■ ACTIVITY ■
For this item, repeat the material exactly while omitting its pictures.

■ DATA EXTRACTS ■
***
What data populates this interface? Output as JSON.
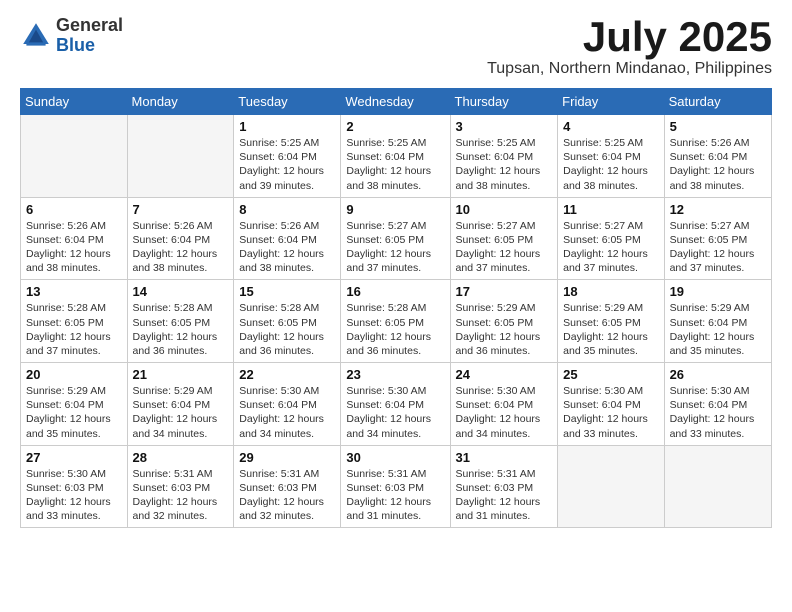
{
  "logo": {
    "general": "General",
    "blue": "Blue"
  },
  "title": "July 2025",
  "location": "Tupsan, Northern Mindanao, Philippines",
  "days_of_week": [
    "Sunday",
    "Monday",
    "Tuesday",
    "Wednesday",
    "Thursday",
    "Friday",
    "Saturday"
  ],
  "weeks": [
    [
      {
        "day": "",
        "empty": true
      },
      {
        "day": "",
        "empty": true
      },
      {
        "day": "1",
        "sunrise": "5:25 AM",
        "sunset": "6:04 PM",
        "daylight": "12 hours and 39 minutes."
      },
      {
        "day": "2",
        "sunrise": "5:25 AM",
        "sunset": "6:04 PM",
        "daylight": "12 hours and 38 minutes."
      },
      {
        "day": "3",
        "sunrise": "5:25 AM",
        "sunset": "6:04 PM",
        "daylight": "12 hours and 38 minutes."
      },
      {
        "day": "4",
        "sunrise": "5:25 AM",
        "sunset": "6:04 PM",
        "daylight": "12 hours and 38 minutes."
      },
      {
        "day": "5",
        "sunrise": "5:26 AM",
        "sunset": "6:04 PM",
        "daylight": "12 hours and 38 minutes."
      }
    ],
    [
      {
        "day": "6",
        "sunrise": "5:26 AM",
        "sunset": "6:04 PM",
        "daylight": "12 hours and 38 minutes."
      },
      {
        "day": "7",
        "sunrise": "5:26 AM",
        "sunset": "6:04 PM",
        "daylight": "12 hours and 38 minutes."
      },
      {
        "day": "8",
        "sunrise": "5:26 AM",
        "sunset": "6:04 PM",
        "daylight": "12 hours and 38 minutes."
      },
      {
        "day": "9",
        "sunrise": "5:27 AM",
        "sunset": "6:05 PM",
        "daylight": "12 hours and 37 minutes."
      },
      {
        "day": "10",
        "sunrise": "5:27 AM",
        "sunset": "6:05 PM",
        "daylight": "12 hours and 37 minutes."
      },
      {
        "day": "11",
        "sunrise": "5:27 AM",
        "sunset": "6:05 PM",
        "daylight": "12 hours and 37 minutes."
      },
      {
        "day": "12",
        "sunrise": "5:27 AM",
        "sunset": "6:05 PM",
        "daylight": "12 hours and 37 minutes."
      }
    ],
    [
      {
        "day": "13",
        "sunrise": "5:28 AM",
        "sunset": "6:05 PM",
        "daylight": "12 hours and 37 minutes."
      },
      {
        "day": "14",
        "sunrise": "5:28 AM",
        "sunset": "6:05 PM",
        "daylight": "12 hours and 36 minutes."
      },
      {
        "day": "15",
        "sunrise": "5:28 AM",
        "sunset": "6:05 PM",
        "daylight": "12 hours and 36 minutes."
      },
      {
        "day": "16",
        "sunrise": "5:28 AM",
        "sunset": "6:05 PM",
        "daylight": "12 hours and 36 minutes."
      },
      {
        "day": "17",
        "sunrise": "5:29 AM",
        "sunset": "6:05 PM",
        "daylight": "12 hours and 36 minutes."
      },
      {
        "day": "18",
        "sunrise": "5:29 AM",
        "sunset": "6:05 PM",
        "daylight": "12 hours and 35 minutes."
      },
      {
        "day": "19",
        "sunrise": "5:29 AM",
        "sunset": "6:04 PM",
        "daylight": "12 hours and 35 minutes."
      }
    ],
    [
      {
        "day": "20",
        "sunrise": "5:29 AM",
        "sunset": "6:04 PM",
        "daylight": "12 hours and 35 minutes."
      },
      {
        "day": "21",
        "sunrise": "5:29 AM",
        "sunset": "6:04 PM",
        "daylight": "12 hours and 34 minutes."
      },
      {
        "day": "22",
        "sunrise": "5:30 AM",
        "sunset": "6:04 PM",
        "daylight": "12 hours and 34 minutes."
      },
      {
        "day": "23",
        "sunrise": "5:30 AM",
        "sunset": "6:04 PM",
        "daylight": "12 hours and 34 minutes."
      },
      {
        "day": "24",
        "sunrise": "5:30 AM",
        "sunset": "6:04 PM",
        "daylight": "12 hours and 34 minutes."
      },
      {
        "day": "25",
        "sunrise": "5:30 AM",
        "sunset": "6:04 PM",
        "daylight": "12 hours and 33 minutes."
      },
      {
        "day": "26",
        "sunrise": "5:30 AM",
        "sunset": "6:04 PM",
        "daylight": "12 hours and 33 minutes."
      }
    ],
    [
      {
        "day": "27",
        "sunrise": "5:30 AM",
        "sunset": "6:03 PM",
        "daylight": "12 hours and 33 minutes."
      },
      {
        "day": "28",
        "sunrise": "5:31 AM",
        "sunset": "6:03 PM",
        "daylight": "12 hours and 32 minutes."
      },
      {
        "day": "29",
        "sunrise": "5:31 AM",
        "sunset": "6:03 PM",
        "daylight": "12 hours and 32 minutes."
      },
      {
        "day": "30",
        "sunrise": "5:31 AM",
        "sunset": "6:03 PM",
        "daylight": "12 hours and 31 minutes."
      },
      {
        "day": "31",
        "sunrise": "5:31 AM",
        "sunset": "6:03 PM",
        "daylight": "12 hours and 31 minutes."
      },
      {
        "day": "",
        "empty": true
      },
      {
        "day": "",
        "empty": true
      }
    ]
  ]
}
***
■ SOLUTION TO THIS TASK ■
What data populates this interface? Output as JSON.
{
  "logo": {
    "general": "General",
    "blue": "Blue"
  },
  "title": "July 2025",
  "location": "Tupsan, Northern Mindanao, Philippines",
  "days_of_week": [
    "Sunday",
    "Monday",
    "Tuesday",
    "Wednesday",
    "Thursday",
    "Friday",
    "Saturday"
  ],
  "weeks": [
    [
      {
        "day": "",
        "empty": true
      },
      {
        "day": "",
        "empty": true
      },
      {
        "day": "1",
        "sunrise": "5:25 AM",
        "sunset": "6:04 PM",
        "daylight": "12 hours and 39 minutes."
      },
      {
        "day": "2",
        "sunrise": "5:25 AM",
        "sunset": "6:04 PM",
        "daylight": "12 hours and 38 minutes."
      },
      {
        "day": "3",
        "sunrise": "5:25 AM",
        "sunset": "6:04 PM",
        "daylight": "12 hours and 38 minutes."
      },
      {
        "day": "4",
        "sunrise": "5:25 AM",
        "sunset": "6:04 PM",
        "daylight": "12 hours and 38 minutes."
      },
      {
        "day": "5",
        "sunrise": "5:26 AM",
        "sunset": "6:04 PM",
        "daylight": "12 hours and 38 minutes."
      }
    ],
    [
      {
        "day": "6",
        "sunrise": "5:26 AM",
        "sunset": "6:04 PM",
        "daylight": "12 hours and 38 minutes."
      },
      {
        "day": "7",
        "sunrise": "5:26 AM",
        "sunset": "6:04 PM",
        "daylight": "12 hours and 38 minutes."
      },
      {
        "day": "8",
        "sunrise": "5:26 AM",
        "sunset": "6:04 PM",
        "daylight": "12 hours and 38 minutes."
      },
      {
        "day": "9",
        "sunrise": "5:27 AM",
        "sunset": "6:05 PM",
        "daylight": "12 hours and 37 minutes."
      },
      {
        "day": "10",
        "sunrise": "5:27 AM",
        "sunset": "6:05 PM",
        "daylight": "12 hours and 37 minutes."
      },
      {
        "day": "11",
        "sunrise": "5:27 AM",
        "sunset": "6:05 PM",
        "daylight": "12 hours and 37 minutes."
      },
      {
        "day": "12",
        "sunrise": "5:27 AM",
        "sunset": "6:05 PM",
        "daylight": "12 hours and 37 minutes."
      }
    ],
    [
      {
        "day": "13",
        "sunrise": "5:28 AM",
        "sunset": "6:05 PM",
        "daylight": "12 hours and 37 minutes."
      },
      {
        "day": "14",
        "sunrise": "5:28 AM",
        "sunset": "6:05 PM",
        "daylight": "12 hours and 36 minutes."
      },
      {
        "day": "15",
        "sunrise": "5:28 AM",
        "sunset": "6:05 PM",
        "daylight": "12 hours and 36 minutes."
      },
      {
        "day": "16",
        "sunrise": "5:28 AM",
        "sunset": "6:05 PM",
        "daylight": "12 hours and 36 minutes."
      },
      {
        "day": "17",
        "sunrise": "5:29 AM",
        "sunset": "6:05 PM",
        "daylight": "12 hours and 36 minutes."
      },
      {
        "day": "18",
        "sunrise": "5:29 AM",
        "sunset": "6:05 PM",
        "daylight": "12 hours and 35 minutes."
      },
      {
        "day": "19",
        "sunrise": "5:29 AM",
        "sunset": "6:04 PM",
        "daylight": "12 hours and 35 minutes."
      }
    ],
    [
      {
        "day": "20",
        "sunrise": "5:29 AM",
        "sunset": "6:04 PM",
        "daylight": "12 hours and 35 minutes."
      },
      {
        "day": "21",
        "sunrise": "5:29 AM",
        "sunset": "6:04 PM",
        "daylight": "12 hours and 34 minutes."
      },
      {
        "day": "22",
        "sunrise": "5:30 AM",
        "sunset": "6:04 PM",
        "daylight": "12 hours and 34 minutes."
      },
      {
        "day": "23",
        "sunrise": "5:30 AM",
        "sunset": "6:04 PM",
        "daylight": "12 hours and 34 minutes."
      },
      {
        "day": "24",
        "sunrise": "5:30 AM",
        "sunset": "6:04 PM",
        "daylight": "12 hours and 34 minutes."
      },
      {
        "day": "25",
        "sunrise": "5:30 AM",
        "sunset": "6:04 PM",
        "daylight": "12 hours and 33 minutes."
      },
      {
        "day": "26",
        "sunrise": "5:30 AM",
        "sunset": "6:04 PM",
        "daylight": "12 hours and 33 minutes."
      }
    ],
    [
      {
        "day": "27",
        "sunrise": "5:30 AM",
        "sunset": "6:03 PM",
        "daylight": "12 hours and 33 minutes."
      },
      {
        "day": "28",
        "sunrise": "5:31 AM",
        "sunset": "6:03 PM",
        "daylight": "12 hours and 32 minutes."
      },
      {
        "day": "29",
        "sunrise": "5:31 AM",
        "sunset": "6:03 PM",
        "daylight": "12 hours and 32 minutes."
      },
      {
        "day": "30",
        "sunrise": "5:31 AM",
        "sunset": "6:03 PM",
        "daylight": "12 hours and 31 minutes."
      },
      {
        "day": "31",
        "sunrise": "5:31 AM",
        "sunset": "6:03 PM",
        "daylight": "12 hours and 31 minutes."
      },
      {
        "day": "",
        "empty": true
      },
      {
        "day": "",
        "empty": true
      }
    ]
  ]
}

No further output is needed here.